Frank Colson on sat 2 apr 05
With the increasing profusion of gimmicks, devices, and endless mechnical
widgets to assist the potter hold a bat on a wheelhead, it appears that the
most simple and diret methods have become totally lost!
Start with a "dry" bat (any size or thickness), scoop half a handful of slip
from your throwing bowl, quickly slap the slip in a circle onto the bottom
of your bat just before placing it onto the wheelhead. Put the bat down and
immediately push it back and forth slightly, until it is centered. Within
seconds, the slip will respond like a hydrolic sucktion cup gluing the bat
to the wheelhead so forceably
that it cannot be removed. After throwing any size or weight of clay,
remove the bat easily with the tip of a broad ended heavy duty
knife. Jam the tip under the bottom of the bat, twist the blade a quarter
turn , to break the suction seal, and remove the bat and pot easily. Note:
Do not use a fetting knife; the blade tip is not wide enough to do the deed.
Try it, but remember these tips: 1) The "ptaster" or "*hydrocal" bat must be
dry. 2) The downface side of the bat must be level. 3) The slip
must be slip, no grog or aggraget. 4) Placement onto the wheelhead is
immediate 5) Dead center of the bat on the wheelhead is not crucial.
I apply the same technique when using a precast 24" wide hydrocal bat. I
used the lid of a 55 gallon drum to cast my bats. I am able to throw

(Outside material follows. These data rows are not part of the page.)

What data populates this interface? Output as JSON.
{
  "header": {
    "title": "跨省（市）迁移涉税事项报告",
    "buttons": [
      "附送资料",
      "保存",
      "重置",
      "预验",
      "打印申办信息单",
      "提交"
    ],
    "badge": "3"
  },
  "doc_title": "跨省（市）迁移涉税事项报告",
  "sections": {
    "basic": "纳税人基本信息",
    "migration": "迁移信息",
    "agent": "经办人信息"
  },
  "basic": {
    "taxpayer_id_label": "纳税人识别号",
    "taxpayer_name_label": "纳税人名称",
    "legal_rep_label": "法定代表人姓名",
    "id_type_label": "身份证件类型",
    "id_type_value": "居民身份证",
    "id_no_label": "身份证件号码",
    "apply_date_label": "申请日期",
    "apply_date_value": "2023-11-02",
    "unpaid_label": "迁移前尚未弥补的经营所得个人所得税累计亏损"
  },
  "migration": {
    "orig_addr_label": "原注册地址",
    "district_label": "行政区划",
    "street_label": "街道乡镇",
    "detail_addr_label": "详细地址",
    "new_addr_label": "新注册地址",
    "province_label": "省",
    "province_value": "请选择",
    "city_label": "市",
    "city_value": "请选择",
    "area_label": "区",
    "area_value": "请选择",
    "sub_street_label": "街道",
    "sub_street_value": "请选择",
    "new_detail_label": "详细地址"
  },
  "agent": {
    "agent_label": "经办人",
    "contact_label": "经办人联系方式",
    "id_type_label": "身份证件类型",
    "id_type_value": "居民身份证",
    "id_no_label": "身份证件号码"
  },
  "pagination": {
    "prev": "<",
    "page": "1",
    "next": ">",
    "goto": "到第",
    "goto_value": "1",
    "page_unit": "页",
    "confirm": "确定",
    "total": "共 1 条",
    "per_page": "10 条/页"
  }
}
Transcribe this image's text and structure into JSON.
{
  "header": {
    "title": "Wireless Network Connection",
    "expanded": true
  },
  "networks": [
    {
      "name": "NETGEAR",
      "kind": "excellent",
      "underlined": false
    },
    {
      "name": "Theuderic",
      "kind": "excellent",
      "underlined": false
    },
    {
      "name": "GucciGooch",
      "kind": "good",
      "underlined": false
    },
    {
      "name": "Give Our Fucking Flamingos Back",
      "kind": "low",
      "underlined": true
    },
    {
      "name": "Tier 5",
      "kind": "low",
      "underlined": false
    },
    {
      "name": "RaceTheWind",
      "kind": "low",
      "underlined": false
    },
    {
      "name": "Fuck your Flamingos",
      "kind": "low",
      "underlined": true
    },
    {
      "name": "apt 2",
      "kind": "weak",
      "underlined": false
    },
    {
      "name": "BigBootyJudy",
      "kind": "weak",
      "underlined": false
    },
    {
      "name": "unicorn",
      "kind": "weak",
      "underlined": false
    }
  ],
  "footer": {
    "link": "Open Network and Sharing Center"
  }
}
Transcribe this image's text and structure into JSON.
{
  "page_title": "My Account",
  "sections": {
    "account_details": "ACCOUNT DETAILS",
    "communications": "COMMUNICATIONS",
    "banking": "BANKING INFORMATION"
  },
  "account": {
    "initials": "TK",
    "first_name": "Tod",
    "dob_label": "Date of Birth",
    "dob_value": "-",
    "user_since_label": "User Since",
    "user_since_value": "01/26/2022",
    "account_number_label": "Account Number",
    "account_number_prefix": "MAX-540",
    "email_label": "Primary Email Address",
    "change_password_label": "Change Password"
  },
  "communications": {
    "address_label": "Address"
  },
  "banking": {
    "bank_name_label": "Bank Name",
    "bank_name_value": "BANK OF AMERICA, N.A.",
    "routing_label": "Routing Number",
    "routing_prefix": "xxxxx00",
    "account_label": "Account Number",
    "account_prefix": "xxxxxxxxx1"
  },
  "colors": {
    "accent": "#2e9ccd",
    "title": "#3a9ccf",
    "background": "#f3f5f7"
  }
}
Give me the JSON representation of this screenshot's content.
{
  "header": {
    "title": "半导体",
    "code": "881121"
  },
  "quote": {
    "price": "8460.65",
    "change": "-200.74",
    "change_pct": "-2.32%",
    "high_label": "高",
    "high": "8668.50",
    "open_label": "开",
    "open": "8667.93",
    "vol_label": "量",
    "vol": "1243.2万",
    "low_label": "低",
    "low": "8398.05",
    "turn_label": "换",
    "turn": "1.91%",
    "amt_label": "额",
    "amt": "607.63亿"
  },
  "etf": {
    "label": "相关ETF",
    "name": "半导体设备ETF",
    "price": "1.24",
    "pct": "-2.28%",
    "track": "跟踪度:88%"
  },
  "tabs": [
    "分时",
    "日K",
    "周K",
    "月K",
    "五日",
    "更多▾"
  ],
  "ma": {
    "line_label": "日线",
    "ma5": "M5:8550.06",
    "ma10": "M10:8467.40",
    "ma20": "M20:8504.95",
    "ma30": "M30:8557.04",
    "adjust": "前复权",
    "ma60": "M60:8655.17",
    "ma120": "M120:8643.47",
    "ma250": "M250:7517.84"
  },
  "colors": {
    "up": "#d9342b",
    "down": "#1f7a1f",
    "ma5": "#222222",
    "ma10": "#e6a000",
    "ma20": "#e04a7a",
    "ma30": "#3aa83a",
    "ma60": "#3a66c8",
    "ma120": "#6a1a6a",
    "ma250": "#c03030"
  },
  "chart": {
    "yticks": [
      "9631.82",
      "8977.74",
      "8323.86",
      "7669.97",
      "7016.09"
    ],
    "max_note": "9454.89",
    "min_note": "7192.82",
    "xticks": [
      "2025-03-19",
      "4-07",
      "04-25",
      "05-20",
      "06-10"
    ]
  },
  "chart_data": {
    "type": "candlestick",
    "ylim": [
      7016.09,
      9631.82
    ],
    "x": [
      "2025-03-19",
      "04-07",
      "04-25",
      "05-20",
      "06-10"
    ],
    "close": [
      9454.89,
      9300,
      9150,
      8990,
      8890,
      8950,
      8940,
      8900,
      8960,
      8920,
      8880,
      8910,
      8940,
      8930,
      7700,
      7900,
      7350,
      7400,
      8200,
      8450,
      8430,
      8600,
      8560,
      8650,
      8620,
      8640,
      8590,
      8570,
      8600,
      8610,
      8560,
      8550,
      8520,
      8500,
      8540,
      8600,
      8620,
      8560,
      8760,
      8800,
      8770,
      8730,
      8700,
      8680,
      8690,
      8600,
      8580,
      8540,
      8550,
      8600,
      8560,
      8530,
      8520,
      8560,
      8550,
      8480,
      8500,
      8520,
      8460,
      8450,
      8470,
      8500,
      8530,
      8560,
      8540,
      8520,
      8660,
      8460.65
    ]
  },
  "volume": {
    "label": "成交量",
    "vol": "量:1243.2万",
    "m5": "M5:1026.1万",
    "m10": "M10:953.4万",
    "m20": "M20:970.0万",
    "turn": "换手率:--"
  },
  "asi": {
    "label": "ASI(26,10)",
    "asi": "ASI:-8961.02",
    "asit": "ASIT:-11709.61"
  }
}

10 or more 28" platters, in less than an hour, using such bats which are
placed onto my wheelhead with slip.